Spokane, Washington  Est. May 19, 1883

Native American students get glimpse of medical careers

Kevingr@Spokesman.Com, (509) 459-5433

Growing up on the Warm Springs Reservation in Oregon, Krysten Allen-Alford has seen more than her tribe’s share of teenage pregnancies.

“Thirteen-year-old girls having babies” is not uncommon, said Allen-Alford, who at 16 is determined to do something about the health care of her people by becoming a pediatric nurse.

“I just want to be somebody who helps out,” she said, “and going to college will prepare me.”

Allen-Alford is one of 25 American Indian high school students from throughout the Northwest attending a health care camp at Washington State University’s Spokane campus this week.

The Na-ha-shnee Native American Health Science Institute is designed to show students such as Allen-Alford they can make a difference through careers in health care.
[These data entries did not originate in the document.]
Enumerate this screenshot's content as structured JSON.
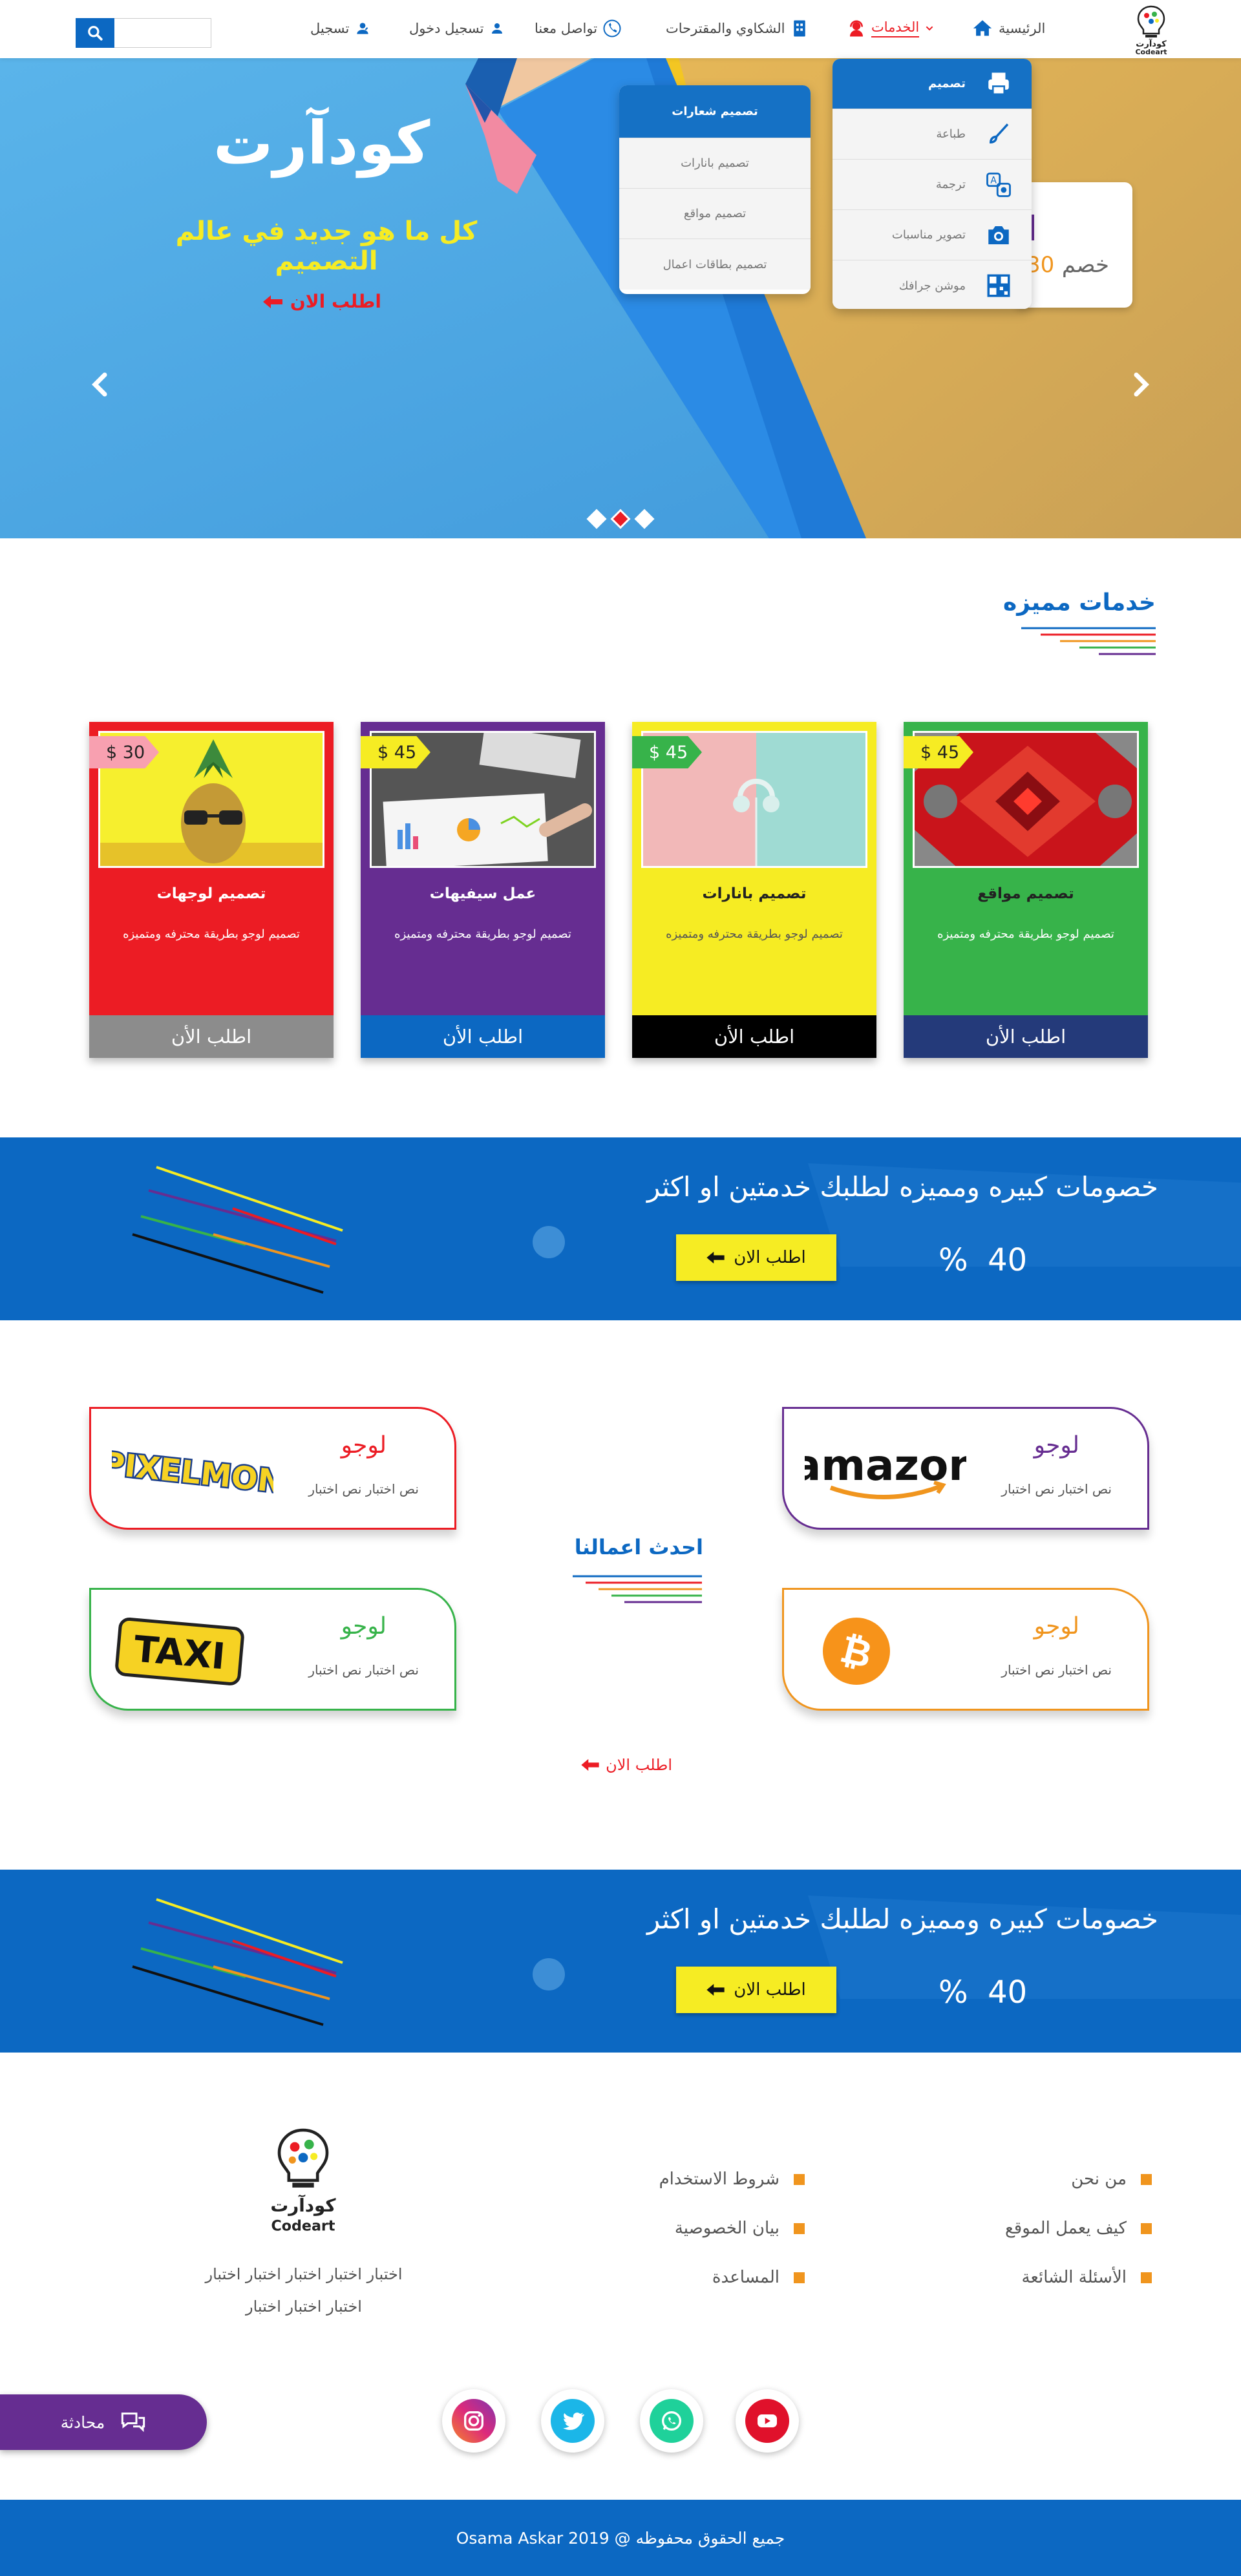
{
  "header": {
    "logo_text_ar": "كودآرت",
    "logo_text_en": "Codeart",
    "nav": {
      "home": "الرئيسية",
      "services": "الخدمات",
      "complaints": "الشكاوي والمقترحات",
      "contact": "تواصل معنا",
      "login": "تسجيل دخول",
      "register": "تسجيل"
    },
    "search": {
      "placeholder": ""
    }
  },
  "hero": {
    "title": "كودآرت",
    "subtitle": "كل ما هو جديد في عالم التصميم",
    "cta": "اطلب الان",
    "promo_label": "خصم",
    "promo_value": "30",
    "slide_count": 3,
    "active_slide": 2
  },
  "services_menu": {
    "items": [
      "تصميم",
      "طباعة",
      "ترجمة",
      "تصوير مناسبات",
      "موشن جرافك"
    ],
    "icons": [
      "printer-icon",
      "brush-icon",
      "translate-icon",
      "camera-icon",
      "qr-icon"
    ],
    "active_index": 0
  },
  "design_submenu": {
    "items": [
      "تصميم شعارات",
      "تصميم بانارات",
      "تصميم مواقع",
      "تصميم بطاقات اعمال"
    ],
    "active_index": 0
  },
  "featured": {
    "heading": "خدمات  مميزه",
    "cards": [
      {
        "title": "تصميم مواقع",
        "desc": "تصميم لوجو  بطريقة محترفه ومتميزه",
        "price": "$ 45",
        "button": "اطلب الأن",
        "color": "#37b34a",
        "button_color": "#243a7a",
        "price_color": "#f6ec23"
      },
      {
        "title": "تصميم بانارات",
        "desc": "تصميم لوجو  بطريقة محترفه ومتميزه",
        "price": "$ 45",
        "button": "اطلب الأن",
        "color": "#f6ec23",
        "button_color": "#000000",
        "price_color": "#37b34a"
      },
      {
        "title": "عمل سيفيهات",
        "desc": "تصميم لوجو  بطريقة محترفه ومتميزه",
        "price": "$ 45",
        "button": "اطلب الأن",
        "color": "#662d91",
        "button_color": "#0c68c2",
        "price_color": "#f6ec23"
      },
      {
        "title": "تصميم لوجهات",
        "desc": "تصميم لوجو  بطريقة محترفه ومتميزه",
        "price": "$ 30",
        "button": "اطلب الأن",
        "color": "#ec1c24",
        "button_color": "#8c8c8c",
        "price_color": "#f8a0b0"
      }
    ]
  },
  "discount_band": {
    "text": "خصومات كبيره ومميزه لطلبك خدمتين او اكثر",
    "cta": "اطلب الان",
    "percent": "40",
    "percent_sign": "%"
  },
  "works": {
    "heading": "احدث اعمالنا",
    "items": [
      {
        "title": "لوجو",
        "desc": "نص اختبار نص اختبار",
        "logo": "amazon-logo",
        "logo_text": "amazon",
        "border": "#662d91",
        "title_color": "#662d91"
      },
      {
        "title": "لوجو",
        "desc": "نص اختبار نص اختبار",
        "logo": "pixelmon-logo",
        "logo_text": "PIXELMON",
        "border": "#ec1c24",
        "title_color": "#ec1c24"
      },
      {
        "title": "لوجو",
        "desc": "نص اختبار نص اختبار",
        "logo": "bitcoin-logo",
        "logo_text": "",
        "border": "#f0951e",
        "title_color": "#f0951e"
      },
      {
        "title": "لوجو",
        "desc": "نص اختبار نص اختبار",
        "logo": "taxi-logo",
        "logo_text": "TAXI",
        "border": "#37b34a",
        "title_color": "#37b34a"
      }
    ],
    "cta": "اطلب الان"
  },
  "footer": {
    "links_col1": [
      "من نحن",
      "كيف يعمل الموقع",
      "الأسئلة الشائعة"
    ],
    "links_col2": [
      "شروط الاستخدام",
      "بيان الخصوصية",
      "المساعدة"
    ],
    "about_line1": "اختبار اختبار اختبار اختبار اختبار",
    "about_line2": "اختبار اختبار اختبار",
    "social": [
      "youtube-icon",
      "whatsapp-icon",
      "twitter-icon",
      "instagram-icon"
    ],
    "chat": "محادثة",
    "copyright": "جميع الحقوق محفوظه @  2019  Osama Askar"
  },
  "colors": {
    "primary_blue": "#0c68c2",
    "red": "#ec1c24",
    "yellow": "#f6ec23",
    "green": "#37b34a",
    "purple": "#662d91",
    "orange": "#f0951e"
  }
}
The students will attend workshops in medicine, pharmacy, physical therapy, speech and hearing, mental health, exercise physiology and nutrition.

In the 14 years since the program began, 70 percent of participants in the annual camp have gone on to college, said Robbie Paul, director of recruitment and retention for Native American Health Sciences at WSU-Spokane.

Though not all of them have pursued degrees in health care, Paul said, 38 former camp participants have gone on to become nurses, and 80 percent of them have returned to their reservations or tribal communities.

Two of Paul’s former students, who were camp counselors last year, have applied to attend medical school at the University of Washington, she said.

That is what the program is all about, Paul said: addressing the critical health care disparity among Native Americans by introducing students to a variety of medical professions.

Earlier this year, U.S. Health and Human Services Secretary Kathleen Sebelius discussed the disparity as she called for an increase in Indian Health Service funding. American Indians and Alaska Natives have a lower life expectancy than the general U.S. population, dying at far higher rates from tuberculosis, alcoholism, diabetes, unintentional injuries, homicide and suicide, according to the Indian Health Service.

Janet Katz, a professor of community health at WSU-Spokane, said camp attendees learn that as health care professionals, they could become important to their tribes’ welfare.

“The concept of giving back to your community is a fundamental ideology of Native American culture,” Paul said.

Allen-Alford said she hopes to attend nursing college in Spokane or Portland. The Confederated Tribes of the Warm Springs Reservation gets relatively good health care, she said, but “we could use more health care professionals, especially Native ones.”